The Dutch football team have been serial chokers since throwing away the lead in the 1974 World Cup final against Germany. They were beaten in the final four years later and have since made a fine art out of losing on penalties - exiting major tournaments by that method in 1992, 1996, 1998 and 2000, when they missed two spot-kicks in normal time and another three in the shootout.
Novotna beats Henman as the biggest tennis choker, as the Briton's problem was that he wasn't quite good enough, not that he was mentally weak. Not so Novotna, who had a point to go 5-1 up in the third set of the 1993 Wimbledon final against Steffi Graf, but double-faulted and quickly surrendered the next five games in agonizing fashion before bursting into tears. She finally won Wimbledon in 1998.
The Whirlwind is snooker's ultimate nearly man, having lost five World Championship finals in a row between 1990 and 1994, as well as the 1984 edition.
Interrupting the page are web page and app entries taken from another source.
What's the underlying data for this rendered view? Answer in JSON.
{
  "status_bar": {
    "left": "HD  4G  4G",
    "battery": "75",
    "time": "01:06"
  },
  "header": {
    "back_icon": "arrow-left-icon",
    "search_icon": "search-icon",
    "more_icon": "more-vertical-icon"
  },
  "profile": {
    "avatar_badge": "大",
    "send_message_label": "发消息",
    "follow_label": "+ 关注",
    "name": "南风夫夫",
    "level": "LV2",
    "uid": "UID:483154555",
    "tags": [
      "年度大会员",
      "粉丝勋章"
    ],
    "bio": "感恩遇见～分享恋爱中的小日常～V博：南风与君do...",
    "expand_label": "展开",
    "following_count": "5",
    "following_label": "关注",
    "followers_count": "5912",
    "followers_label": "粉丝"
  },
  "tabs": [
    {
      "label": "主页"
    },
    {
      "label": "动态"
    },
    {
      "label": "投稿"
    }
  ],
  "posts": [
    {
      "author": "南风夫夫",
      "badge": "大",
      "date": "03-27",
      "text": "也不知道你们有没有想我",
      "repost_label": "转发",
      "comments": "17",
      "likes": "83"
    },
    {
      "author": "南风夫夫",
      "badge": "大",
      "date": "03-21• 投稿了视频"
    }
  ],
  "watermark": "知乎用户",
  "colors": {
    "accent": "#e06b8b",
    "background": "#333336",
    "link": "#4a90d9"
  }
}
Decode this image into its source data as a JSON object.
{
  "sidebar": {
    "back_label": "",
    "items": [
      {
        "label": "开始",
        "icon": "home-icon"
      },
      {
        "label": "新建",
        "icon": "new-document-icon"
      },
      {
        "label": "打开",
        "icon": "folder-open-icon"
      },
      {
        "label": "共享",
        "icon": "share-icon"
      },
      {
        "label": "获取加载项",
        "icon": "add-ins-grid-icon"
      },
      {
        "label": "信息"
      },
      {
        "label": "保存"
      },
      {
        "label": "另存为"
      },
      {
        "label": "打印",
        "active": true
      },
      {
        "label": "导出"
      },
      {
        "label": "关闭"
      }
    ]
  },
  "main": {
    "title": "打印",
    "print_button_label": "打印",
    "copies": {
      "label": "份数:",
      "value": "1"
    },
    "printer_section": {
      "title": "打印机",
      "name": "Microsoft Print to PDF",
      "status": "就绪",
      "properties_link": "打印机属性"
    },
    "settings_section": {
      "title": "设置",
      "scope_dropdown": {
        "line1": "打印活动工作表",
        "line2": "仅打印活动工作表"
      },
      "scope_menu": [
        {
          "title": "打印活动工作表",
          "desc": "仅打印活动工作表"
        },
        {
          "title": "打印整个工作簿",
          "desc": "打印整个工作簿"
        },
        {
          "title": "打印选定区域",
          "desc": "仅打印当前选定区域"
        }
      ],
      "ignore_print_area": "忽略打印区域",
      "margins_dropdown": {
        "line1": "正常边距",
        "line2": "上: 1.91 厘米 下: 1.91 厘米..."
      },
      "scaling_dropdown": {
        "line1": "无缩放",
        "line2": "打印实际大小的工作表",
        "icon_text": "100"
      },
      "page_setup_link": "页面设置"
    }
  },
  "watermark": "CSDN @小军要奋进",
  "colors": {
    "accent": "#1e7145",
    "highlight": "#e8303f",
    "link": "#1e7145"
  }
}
The last of these six failures was the most heartbreaking, as he reached a deciding frame against Stephen Hendry and only needed to sink an easy black to claim the title. He missed by a mile as the pressure told, and was never the same player again.
For consistency of near-miss, it is impossible to fault the Bills, who are the only team to reach four Super Bowls in a row. Unfortunately for them, they lost them all. The first of these defeats - to the New York Giants in 1991 - featured perhaps the most exciting finish ever. Bills kicker Scott Norwood had a 47-yard field goal to win it, but pushed the kick wide right and can now be found selling insurance in Virginia.
Can a horse choke? It would seem so. The Queen Mother's Horse was virtually out of sight and cruising to victory 50 metres from home in the 1956 Grand National before inexplicably slipping over, allowing ESB to sneak through. Also Alex Ferguson's favourite choker - the Scot always raises the possibility of a 'Devon Loch' when a side lead Manchester United by 10 or more points.
Back in the days when cycling was a proper sport, Fignon was leading the 1989 Tour de France by 50 seconds going into the final-stage time trial. However, the home favourite gave up 58 seconds - and overall glory - to the American Greg LeMond. It was later claimed that the wind resistance from Fignon's ponytail cost him the win. A bit harsh to call him a choker as he did win Le Tour on two other occasions.
New York Yankees
You might not expect to find the 'winningest' team in Major League Baseball on a list of bottlers, but the Yankees performed perhaps the most celebrated choke in American sports history in 2004. From 3-0 up in their playoff series against arch-rivals the Boston Red Sox, they proceeded to lose four games on the bounce, and the Sox went on to win their first World Series since 1918.
Pressure can make even the simplest task feel like scaling Everest. Fox was stranded at base camp in the 1968 rugby league Challenge Cup final, when he was presented with a conversion in front of the posts to win the game for Wakefield Trinity. He missed, gifting the Cup to Leeds and leaving the astonished TV commentator Eddie Waring to mutter "poor lad". Indeed he was.